England coach Peter Moores says struggling captain Alastair Cook must "stay strong" and battle through his barren spell.
Cook is under mounting pressure after the drawn first Test with India – the ninth consecutive match England have failed to win.
And Cook’s poor run with the bat continued - he scored just five to make it 97 runs in seven innings – and he was dismissed in freakish fashion, bowled round his legs off the underside of his thigh pad.
England coach Moores has no doubt, however, that Cook - England's all-time most prolific centurion, will put things right, starting in the second Test at Lord’s which begins on Thursday.
"It is a tough time when you are not getting runs," he said. "But Alastair is a tough player, as he has shown throughout his career.
"It is a five-match series, and in a five-match series I expect Alastair to come through strongly - because he is a top-flight player. He has to stay strong."
Moores believes Cook was unlucky with his dismissal at the hands of Mohammed Shami.

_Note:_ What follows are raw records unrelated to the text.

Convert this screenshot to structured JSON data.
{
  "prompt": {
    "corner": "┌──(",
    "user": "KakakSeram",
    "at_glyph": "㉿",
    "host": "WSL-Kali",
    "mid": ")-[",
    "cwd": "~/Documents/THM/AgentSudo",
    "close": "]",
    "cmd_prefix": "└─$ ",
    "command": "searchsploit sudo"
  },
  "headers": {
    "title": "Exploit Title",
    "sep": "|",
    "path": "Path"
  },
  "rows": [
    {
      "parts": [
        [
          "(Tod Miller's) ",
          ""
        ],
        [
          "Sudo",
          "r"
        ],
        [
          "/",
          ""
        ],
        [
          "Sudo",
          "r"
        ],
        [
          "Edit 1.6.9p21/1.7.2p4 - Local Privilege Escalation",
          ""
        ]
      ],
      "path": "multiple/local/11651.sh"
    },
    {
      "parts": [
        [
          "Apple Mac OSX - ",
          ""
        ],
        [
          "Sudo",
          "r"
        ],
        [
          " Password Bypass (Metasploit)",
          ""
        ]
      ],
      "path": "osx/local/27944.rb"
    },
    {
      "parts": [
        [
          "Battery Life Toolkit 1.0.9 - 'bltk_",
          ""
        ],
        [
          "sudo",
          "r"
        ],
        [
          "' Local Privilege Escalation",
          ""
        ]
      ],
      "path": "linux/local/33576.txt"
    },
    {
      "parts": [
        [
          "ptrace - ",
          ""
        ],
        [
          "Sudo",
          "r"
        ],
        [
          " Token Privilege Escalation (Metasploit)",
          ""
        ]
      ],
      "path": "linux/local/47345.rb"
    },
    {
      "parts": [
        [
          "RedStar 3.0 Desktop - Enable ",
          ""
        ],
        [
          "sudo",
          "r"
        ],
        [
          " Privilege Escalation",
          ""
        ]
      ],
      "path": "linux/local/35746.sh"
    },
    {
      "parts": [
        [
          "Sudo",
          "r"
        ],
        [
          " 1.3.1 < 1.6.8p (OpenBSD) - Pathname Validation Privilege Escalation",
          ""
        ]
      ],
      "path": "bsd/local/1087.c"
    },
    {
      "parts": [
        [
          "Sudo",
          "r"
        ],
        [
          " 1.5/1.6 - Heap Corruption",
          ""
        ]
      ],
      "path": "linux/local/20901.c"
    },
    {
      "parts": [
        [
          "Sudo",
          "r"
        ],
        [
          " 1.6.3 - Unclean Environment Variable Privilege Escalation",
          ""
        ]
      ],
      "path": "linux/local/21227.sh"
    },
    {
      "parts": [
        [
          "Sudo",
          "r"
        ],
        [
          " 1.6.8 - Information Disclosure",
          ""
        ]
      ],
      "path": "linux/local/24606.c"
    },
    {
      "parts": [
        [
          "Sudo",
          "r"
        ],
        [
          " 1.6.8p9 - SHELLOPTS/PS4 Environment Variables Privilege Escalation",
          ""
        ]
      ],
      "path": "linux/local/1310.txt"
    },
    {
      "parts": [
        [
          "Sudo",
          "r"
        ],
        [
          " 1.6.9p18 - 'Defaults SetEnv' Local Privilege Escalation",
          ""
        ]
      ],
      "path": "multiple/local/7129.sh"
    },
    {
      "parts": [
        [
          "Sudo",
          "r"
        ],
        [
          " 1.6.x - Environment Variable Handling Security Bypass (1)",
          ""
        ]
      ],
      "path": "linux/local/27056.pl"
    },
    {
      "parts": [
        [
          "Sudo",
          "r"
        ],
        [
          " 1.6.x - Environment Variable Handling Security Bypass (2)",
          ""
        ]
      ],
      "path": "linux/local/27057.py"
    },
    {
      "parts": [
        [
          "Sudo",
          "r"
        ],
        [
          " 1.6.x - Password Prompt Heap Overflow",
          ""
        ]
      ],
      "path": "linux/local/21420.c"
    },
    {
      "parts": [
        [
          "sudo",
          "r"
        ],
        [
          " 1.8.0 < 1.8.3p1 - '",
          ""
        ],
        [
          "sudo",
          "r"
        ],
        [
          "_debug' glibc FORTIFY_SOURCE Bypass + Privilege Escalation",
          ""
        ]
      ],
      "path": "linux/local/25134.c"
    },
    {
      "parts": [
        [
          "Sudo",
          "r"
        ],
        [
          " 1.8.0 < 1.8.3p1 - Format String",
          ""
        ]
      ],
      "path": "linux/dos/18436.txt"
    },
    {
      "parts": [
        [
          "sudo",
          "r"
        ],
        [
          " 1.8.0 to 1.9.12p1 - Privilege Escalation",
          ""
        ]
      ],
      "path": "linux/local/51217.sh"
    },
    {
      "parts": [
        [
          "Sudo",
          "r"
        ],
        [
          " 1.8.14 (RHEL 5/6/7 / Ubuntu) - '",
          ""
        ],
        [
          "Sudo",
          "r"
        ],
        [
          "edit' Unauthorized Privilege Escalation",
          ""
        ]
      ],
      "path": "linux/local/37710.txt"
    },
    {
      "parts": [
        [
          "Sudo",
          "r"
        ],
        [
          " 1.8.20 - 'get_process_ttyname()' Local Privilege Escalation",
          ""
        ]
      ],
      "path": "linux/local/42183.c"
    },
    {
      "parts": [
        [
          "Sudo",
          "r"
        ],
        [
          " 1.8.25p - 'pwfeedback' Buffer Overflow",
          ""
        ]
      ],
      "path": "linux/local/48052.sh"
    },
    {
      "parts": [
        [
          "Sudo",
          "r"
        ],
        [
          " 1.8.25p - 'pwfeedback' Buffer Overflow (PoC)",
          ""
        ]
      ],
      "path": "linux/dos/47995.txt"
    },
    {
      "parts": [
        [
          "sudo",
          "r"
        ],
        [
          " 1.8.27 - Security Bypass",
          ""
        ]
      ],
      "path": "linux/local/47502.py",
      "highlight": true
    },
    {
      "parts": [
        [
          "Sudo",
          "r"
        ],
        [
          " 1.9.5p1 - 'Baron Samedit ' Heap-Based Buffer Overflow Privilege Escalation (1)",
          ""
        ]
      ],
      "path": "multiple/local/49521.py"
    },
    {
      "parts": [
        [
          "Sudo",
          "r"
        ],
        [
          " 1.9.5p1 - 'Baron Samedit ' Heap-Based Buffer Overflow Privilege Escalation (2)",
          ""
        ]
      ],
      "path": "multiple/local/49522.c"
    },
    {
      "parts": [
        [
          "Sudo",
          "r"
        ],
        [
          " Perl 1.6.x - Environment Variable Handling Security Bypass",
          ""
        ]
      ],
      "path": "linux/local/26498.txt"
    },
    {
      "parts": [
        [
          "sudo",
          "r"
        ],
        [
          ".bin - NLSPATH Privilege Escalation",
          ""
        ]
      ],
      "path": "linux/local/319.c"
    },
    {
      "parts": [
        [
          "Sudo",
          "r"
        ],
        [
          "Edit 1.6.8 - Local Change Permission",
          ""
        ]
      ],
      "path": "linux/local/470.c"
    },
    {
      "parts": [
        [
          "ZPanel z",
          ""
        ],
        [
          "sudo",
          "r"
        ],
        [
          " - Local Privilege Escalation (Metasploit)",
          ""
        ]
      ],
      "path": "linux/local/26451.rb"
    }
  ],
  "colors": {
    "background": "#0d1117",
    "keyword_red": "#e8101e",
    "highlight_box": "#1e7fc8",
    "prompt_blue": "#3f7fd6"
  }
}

He said: "It was an extraordinary dismissal. It happens in cricket - you maybe get one in a career, two if you are unlucky.
"To get one when you desperately need a score is tough. I hope that's the end of it for him now, and he gets a few breaks.
"He has been through this situation before, and that is what makes great Test players - they can ride through it and come back strong, He will be very keen to put his mark on Lord's."
Cook's problems lie on two fronts - Test wins as well as individual runs are vital.
He had to be at his most resourceful in the field as England tried to eke out wickets in Nottingham, and won Moores' approval for his efforts.
"What I have been impressed with Alastair is that during a really tough time for him, I think he has grown rapidly as a captain and person around the team. I thought his captaincy in Nottingham was exceptional, in a tough game.
"It was challenging, but I think he made a lot of right decisions at the right time."
Cook could do with an established frontline spinner to help him, especially if Lord's follows suit with another lifeless pitch - as has suddenly become the norm in England this summer.
All-rounder Moeen Ali took four wickets, but conceded more than 200 runs, and England have taken a gamble by calling Simon Kerrigan into their squad.
"It is difficult to bowl sides out on surfaces like that, and if we have more of them we will need a spinner to open sides up," said Moores.
"Mo spins the ball hard, but we know he is not as experienced as a frontline spinner."
It may well be over to Kerrigan, which represents a huge gamble given the slow left-armer's nightmare debut at the Oval last year.
Kerrigan was unable to land the ball anywhere near where an international bowler should, and could easily have recorded worse than his figures of 0-53 in eight overs against Australia.
As his old Lancashire coach, Moores says he is capable of much better.
"He had a tough debut, yes," Moores said. "He has worked extremely hard to get himself where he wants to be. He is a very talented bowler, a very talented young man.
"It is pretty well-known we are looking to try and identify who will be the spinner for the future.
"Simon has got a chance in the squad, and to be that spinner if he gets selected for the match."
Whoever plays at Lord's, the seamers particularly can only hope conditions bear little resemblance to what was endured at Trent Bridge - where groundsman Steve Birks took the unusual step of apologising for the pitch on day one.
Moores will be understandably frustrated if Lord's too plays to India's strengths, rather than England's.
"If it is a wicket with bounce in it, we back ourselves," he said. "We will ask for what we want - pace and bounce - and we'll pitch up and hope to get what we regard as a good cricket wicket."
Watch the second Test between England and India at Lord's live on Sky Sports 2, starting on Thursday.